### Work to be completed:
Count the lines below with the string "工作项模型名称" in them. Only the number should be given.

### Dataset excerpts:
·····

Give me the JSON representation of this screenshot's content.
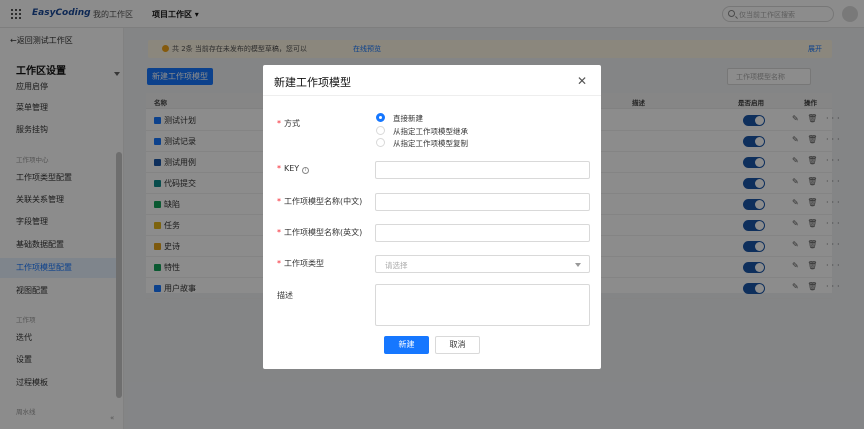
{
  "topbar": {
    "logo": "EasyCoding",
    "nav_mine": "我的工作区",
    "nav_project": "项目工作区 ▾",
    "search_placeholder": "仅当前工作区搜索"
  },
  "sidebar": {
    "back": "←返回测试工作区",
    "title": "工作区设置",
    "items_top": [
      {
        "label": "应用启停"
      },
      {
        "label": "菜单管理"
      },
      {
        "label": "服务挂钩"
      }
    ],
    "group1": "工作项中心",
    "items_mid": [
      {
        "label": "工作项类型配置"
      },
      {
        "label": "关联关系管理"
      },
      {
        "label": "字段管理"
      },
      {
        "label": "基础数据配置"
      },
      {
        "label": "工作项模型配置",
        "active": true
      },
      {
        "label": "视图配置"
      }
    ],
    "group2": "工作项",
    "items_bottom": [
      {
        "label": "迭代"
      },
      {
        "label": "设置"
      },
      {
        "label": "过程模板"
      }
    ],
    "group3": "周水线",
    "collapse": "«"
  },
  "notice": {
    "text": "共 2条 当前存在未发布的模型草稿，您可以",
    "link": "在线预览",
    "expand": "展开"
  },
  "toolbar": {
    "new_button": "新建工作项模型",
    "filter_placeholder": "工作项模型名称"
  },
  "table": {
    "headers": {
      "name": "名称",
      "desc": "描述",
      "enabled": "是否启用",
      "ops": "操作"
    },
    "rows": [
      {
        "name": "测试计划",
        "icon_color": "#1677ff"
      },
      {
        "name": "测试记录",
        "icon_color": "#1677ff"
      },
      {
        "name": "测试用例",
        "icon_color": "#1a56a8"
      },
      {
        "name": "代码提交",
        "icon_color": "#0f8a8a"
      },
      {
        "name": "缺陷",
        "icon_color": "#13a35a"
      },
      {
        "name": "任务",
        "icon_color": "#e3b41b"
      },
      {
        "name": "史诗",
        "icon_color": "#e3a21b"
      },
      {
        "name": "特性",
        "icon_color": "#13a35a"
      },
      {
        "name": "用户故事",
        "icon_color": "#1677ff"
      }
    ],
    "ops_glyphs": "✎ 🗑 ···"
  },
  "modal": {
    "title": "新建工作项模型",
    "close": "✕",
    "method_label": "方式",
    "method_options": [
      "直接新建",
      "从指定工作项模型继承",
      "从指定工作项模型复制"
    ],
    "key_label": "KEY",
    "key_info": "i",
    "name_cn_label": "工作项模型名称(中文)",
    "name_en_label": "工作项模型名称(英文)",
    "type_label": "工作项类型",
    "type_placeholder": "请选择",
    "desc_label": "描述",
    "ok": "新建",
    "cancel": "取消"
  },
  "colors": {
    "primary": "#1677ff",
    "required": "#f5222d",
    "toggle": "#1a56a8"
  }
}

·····

### Answer to this exercise:
3